_Task to carry out_
Read the lines below and count those that have the word "avatar". Respond with the number only.

..........

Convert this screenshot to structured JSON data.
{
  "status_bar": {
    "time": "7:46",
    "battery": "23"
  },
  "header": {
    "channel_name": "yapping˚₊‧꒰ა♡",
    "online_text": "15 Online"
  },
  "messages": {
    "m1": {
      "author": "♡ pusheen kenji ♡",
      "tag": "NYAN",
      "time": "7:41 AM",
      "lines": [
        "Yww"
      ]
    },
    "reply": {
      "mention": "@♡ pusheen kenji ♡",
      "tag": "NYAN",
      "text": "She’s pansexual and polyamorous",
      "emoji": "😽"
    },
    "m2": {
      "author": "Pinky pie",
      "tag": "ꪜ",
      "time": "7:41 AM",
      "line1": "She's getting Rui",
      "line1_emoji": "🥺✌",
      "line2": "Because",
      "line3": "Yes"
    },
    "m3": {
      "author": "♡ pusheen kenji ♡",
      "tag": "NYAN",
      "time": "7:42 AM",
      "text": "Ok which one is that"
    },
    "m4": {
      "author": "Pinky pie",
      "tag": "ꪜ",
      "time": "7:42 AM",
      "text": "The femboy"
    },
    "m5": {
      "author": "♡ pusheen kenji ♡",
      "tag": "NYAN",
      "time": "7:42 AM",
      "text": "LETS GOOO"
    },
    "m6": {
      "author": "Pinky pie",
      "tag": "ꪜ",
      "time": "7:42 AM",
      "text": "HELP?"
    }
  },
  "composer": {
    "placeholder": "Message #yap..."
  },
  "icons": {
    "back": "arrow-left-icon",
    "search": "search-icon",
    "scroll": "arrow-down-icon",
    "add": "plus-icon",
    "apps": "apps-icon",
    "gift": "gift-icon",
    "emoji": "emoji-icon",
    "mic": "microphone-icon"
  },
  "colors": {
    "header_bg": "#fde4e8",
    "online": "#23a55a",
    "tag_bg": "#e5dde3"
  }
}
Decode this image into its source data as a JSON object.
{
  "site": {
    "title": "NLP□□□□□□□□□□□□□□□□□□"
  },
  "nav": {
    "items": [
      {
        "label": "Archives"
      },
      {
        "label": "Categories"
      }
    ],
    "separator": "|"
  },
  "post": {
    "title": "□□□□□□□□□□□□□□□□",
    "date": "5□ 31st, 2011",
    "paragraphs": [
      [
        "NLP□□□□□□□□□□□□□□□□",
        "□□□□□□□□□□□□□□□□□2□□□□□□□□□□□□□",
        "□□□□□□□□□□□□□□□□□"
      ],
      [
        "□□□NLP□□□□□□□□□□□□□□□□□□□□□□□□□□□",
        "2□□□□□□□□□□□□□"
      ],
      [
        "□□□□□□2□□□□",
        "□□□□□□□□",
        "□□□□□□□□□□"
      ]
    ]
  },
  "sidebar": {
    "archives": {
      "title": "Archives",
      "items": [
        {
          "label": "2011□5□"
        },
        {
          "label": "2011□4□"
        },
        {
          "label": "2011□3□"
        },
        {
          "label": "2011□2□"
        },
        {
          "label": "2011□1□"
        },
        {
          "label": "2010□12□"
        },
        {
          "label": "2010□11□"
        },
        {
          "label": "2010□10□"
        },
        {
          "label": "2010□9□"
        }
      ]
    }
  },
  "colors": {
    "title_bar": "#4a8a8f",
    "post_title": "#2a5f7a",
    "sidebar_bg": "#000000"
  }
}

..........

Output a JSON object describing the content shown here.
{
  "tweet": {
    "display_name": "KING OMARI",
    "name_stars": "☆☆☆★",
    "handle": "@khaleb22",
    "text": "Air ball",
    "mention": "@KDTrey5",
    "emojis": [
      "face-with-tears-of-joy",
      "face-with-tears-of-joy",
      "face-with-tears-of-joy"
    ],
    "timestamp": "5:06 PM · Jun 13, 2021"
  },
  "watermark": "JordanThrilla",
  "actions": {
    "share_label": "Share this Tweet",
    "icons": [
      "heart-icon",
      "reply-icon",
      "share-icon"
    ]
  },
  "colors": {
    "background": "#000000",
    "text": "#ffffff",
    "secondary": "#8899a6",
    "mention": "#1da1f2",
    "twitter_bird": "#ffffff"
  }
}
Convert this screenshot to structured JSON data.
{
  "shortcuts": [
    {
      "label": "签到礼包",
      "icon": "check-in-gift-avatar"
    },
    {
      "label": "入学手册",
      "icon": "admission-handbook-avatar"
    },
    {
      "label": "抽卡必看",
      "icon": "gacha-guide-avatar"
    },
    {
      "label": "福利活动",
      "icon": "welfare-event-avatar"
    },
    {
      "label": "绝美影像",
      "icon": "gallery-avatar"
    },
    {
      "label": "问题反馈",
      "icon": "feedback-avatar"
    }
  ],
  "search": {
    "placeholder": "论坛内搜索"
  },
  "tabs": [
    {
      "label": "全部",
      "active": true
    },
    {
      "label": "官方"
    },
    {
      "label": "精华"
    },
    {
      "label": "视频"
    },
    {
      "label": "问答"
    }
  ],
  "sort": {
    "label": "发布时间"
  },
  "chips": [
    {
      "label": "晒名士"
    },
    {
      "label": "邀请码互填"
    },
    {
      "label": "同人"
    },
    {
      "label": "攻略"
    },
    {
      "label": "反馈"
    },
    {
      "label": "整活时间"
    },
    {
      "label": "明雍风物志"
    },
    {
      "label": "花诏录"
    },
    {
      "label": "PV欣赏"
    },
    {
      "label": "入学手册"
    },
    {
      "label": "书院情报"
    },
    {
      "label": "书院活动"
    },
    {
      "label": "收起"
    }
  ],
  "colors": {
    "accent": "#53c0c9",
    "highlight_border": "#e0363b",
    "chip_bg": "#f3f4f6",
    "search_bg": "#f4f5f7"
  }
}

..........

_Solution_
6